MPs used Monday night’s vote to express their discontent at Theresa May’s stubborn refusal to set a fresh approach to Brexit.
Parliament will now hold a series of ‘indicative votes’ tomorrow in an attempt to break the Brexit deadlock after the Government lost the vote by 329 votes to 302.
Shadow Brexit secretary Sir Keir Starmer said: “Another humiliating defeat for a prime minister who has lost complete control of her party, her cabinet and of the Brexit process.
“Parliament has fought back – and now has the chance to decide what happens next.”
Full story in the Olive Press
Bremainers in Spain reassured by ‘REMAIN THE SAME’ royal decree on expats, but ‘alarm bells’ raised over UK reciprocity
Under the decree, expats will have guaranteed healthcare provision until at least 2020 and continued access to unemployment benefits and pensions.
The Spanish Foreign Minister, Josep Borrell, stated that the objective was to leave no British citizens, or their families, unprotected and for things to ‘remain the same’ as they are now.
However the royal decree is conditional on Theresa May’s government giving the same rights to Spaniards living and working in Britain.
Bremain in Spain chair Sue Wilson said: “This is excellent news, and proves what we have believed all along – that the Spanish authorities have our best interests at heart and value our contribution to Spanish society.”
The decree states that if there are no reciprocal arrangements within two months, the Spanish cabinet can suspend it.
Wilson said: “This element has raised alarm bells with some Bremain in Spain members. While they have every faith in the Spanish government to treat us fairly and with compassion, they do not extend that faith to the British government’s treatment of EU citizens.
Full story in The Olive Press
It is a typically tranquil winter afternoon at the Chambao de Vicente restaurant.
Its rustic terrace spills out onto the golden sands of the Playa La Herradura, a beach running parallel to the small Spanish Costa del Sol town of the same name.
The clientele is a mix of both immigrants – British, Germans and Swedes – and Spaniards, their jovial laughter perforating the sound of the nearby rolling waves.
Yet, once lunch has been cleared, the sleepy restaurant wakes with a jolt as a group of British diners gathers to unfurl a European Union flag.
“We want to stay with you!” whoops one woman. “Yes,” exclaims another, “Bollocks to Brexit!”
The good-natured gang are received well by other patrons, many of whom rush over to be photographed with the Brits.
The group are members of Bremain in Spain, an organisation set up in the wake of the Brexit referendum in June 2016.
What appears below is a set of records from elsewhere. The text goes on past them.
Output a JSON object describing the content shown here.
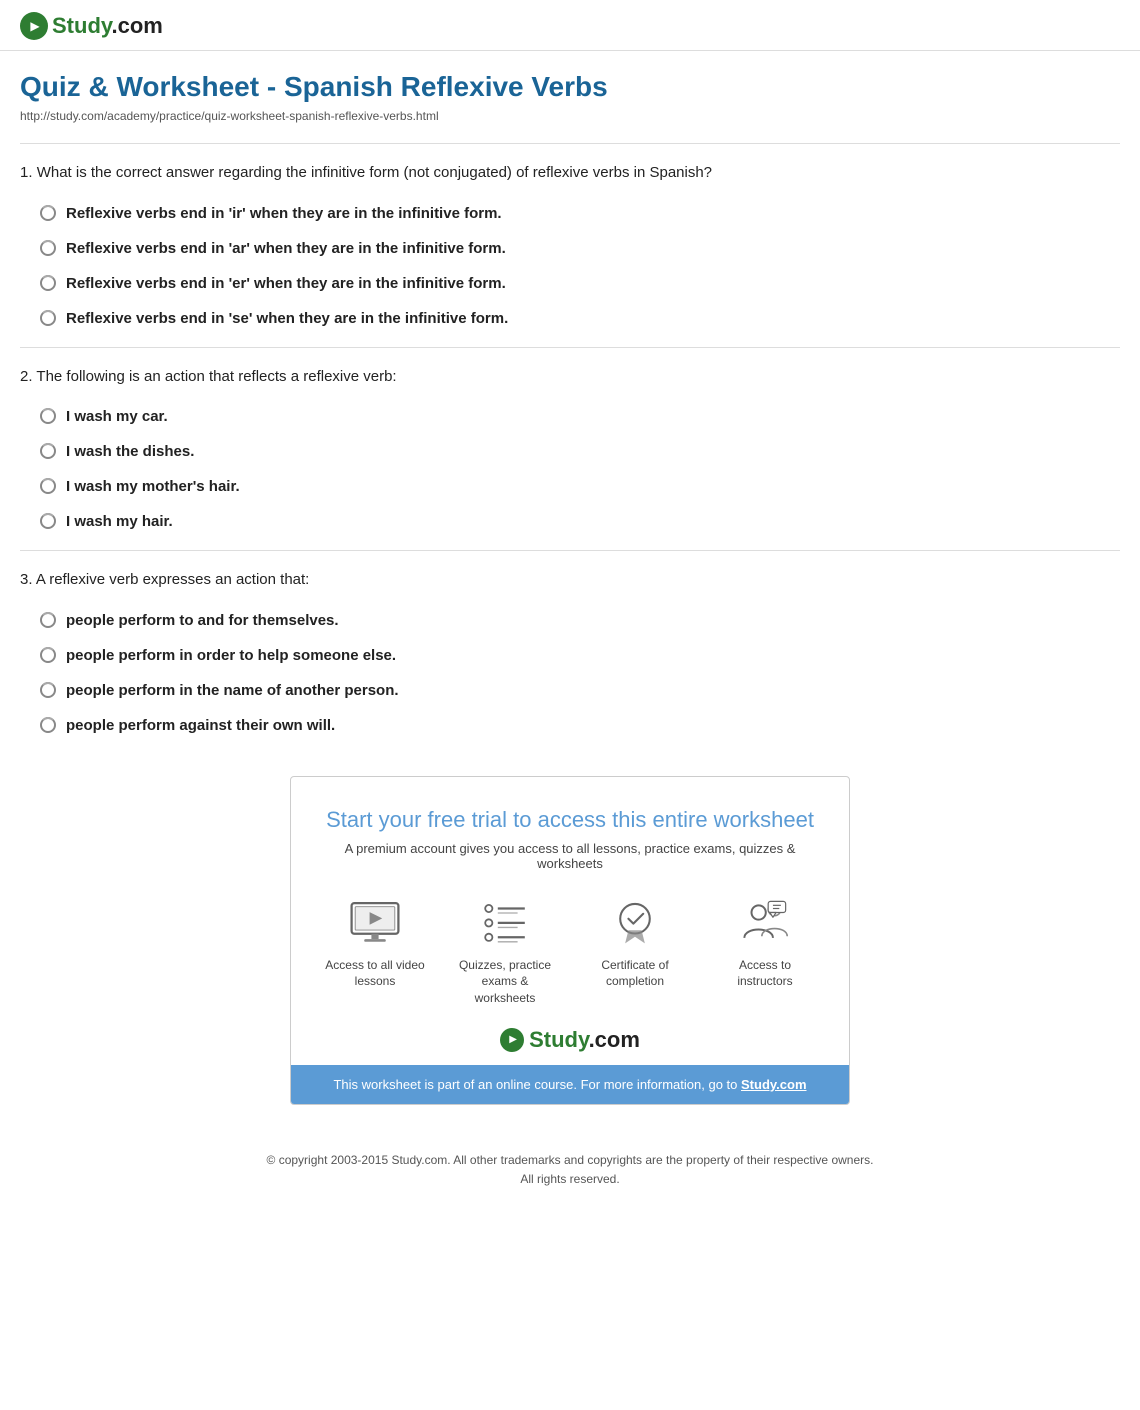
{
  "header": {
    "logo_text": "Study",
    "logo_domain": ".com"
  },
  "page": {
    "title": "Quiz & Worksheet - Spanish Reflexive Verbs",
    "url": "http://study.com/academy/practice/quiz-worksheet-spanish-reflexive-verbs.html"
  },
  "questions": [
    {
      "number": "1",
      "text": "What is the correct answer regarding the infinitive form (not conjugated) of reflexive verbs in Spanish?",
      "options": [
        "Reflexive verbs end in 'ir' when they are in the infinitive form.",
        "Reflexive verbs end in 'ar' when they are in the infinitive form.",
        "Reflexive verbs end in 'er' when they are in the infinitive form.",
        "Reflexive verbs end in 'se' when they are in the infinitive form."
      ]
    },
    {
      "number": "2",
      "text": "The following is an action that reflects a reflexive verb:",
      "options": [
        "I wash my car.",
        "I wash the dishes.",
        "I wash my mother's hair.",
        "I wash my hair."
      ]
    },
    {
      "number": "3",
      "text": "A reflexive verb expresses an action that:",
      "options": [
        "people perform to and for themselves.",
        "people perform in order to help someone else.",
        "people perform in the name of another person.",
        "people perform against their own will."
      ]
    }
  ],
  "cta": {
    "title": "Start your free trial to access this entire worksheet",
    "subtitle": "A premium account gives you access to all lessons, practice exams, quizzes & worksheets",
    "features": [
      {
        "id": "video",
        "label": "Access to all video lessons"
      },
      {
        "id": "quizzes",
        "label": "Quizzes, practice exams & worksheets"
      },
      {
        "id": "certificate",
        "label": "Certificate of completion"
      },
      {
        "id": "instructors",
        "label": "Access to instructors"
      }
    ],
    "logo_text": "Study",
    "logo_domain": ".com",
    "footer_text": "This worksheet is part of an online course. For more information, go to",
    "footer_link": "Study.com"
  },
  "copyright": {
    "line1": "© copyright 2003-2015 Study.com. All other trademarks and copyrights are the property of their respective owners.",
    "line2": "All rights reserved."
  }
}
Bremain in Spain not only campaigns for the UK to Remain but also lobbies British, Spanish and EU politicians to protect the rights of British immigrants in Spain.
Membership of the group has swollen over the last few months to include more than 5,000 activists with the increase attributed to concerns that Brits in Spain have been all but forgotten by Theresa May. A number of other worried groups exist across the country.
Just the day before the lunch in La Herradura, the Brexpats in Spain organisation held two public meetings in the towns of Benalmadena and Mijas.
“We had two informative public talks on the coast, both attended by more than 200 worried Brits,” explains Sharon Hitchcock, a volunteer for Brexpats in Spain.
“During our meetings we have found that there are a lot of confused people who are finding the whole process quite overwhelming.”
More Brits call Spain home than any other country in the EU27 – 310,000, although this figure is thought to be as low as a third of the actual number, with temporary residents, dual nationals and those not registering with the Spanish authorities making up the rest.
Read the full article in The New European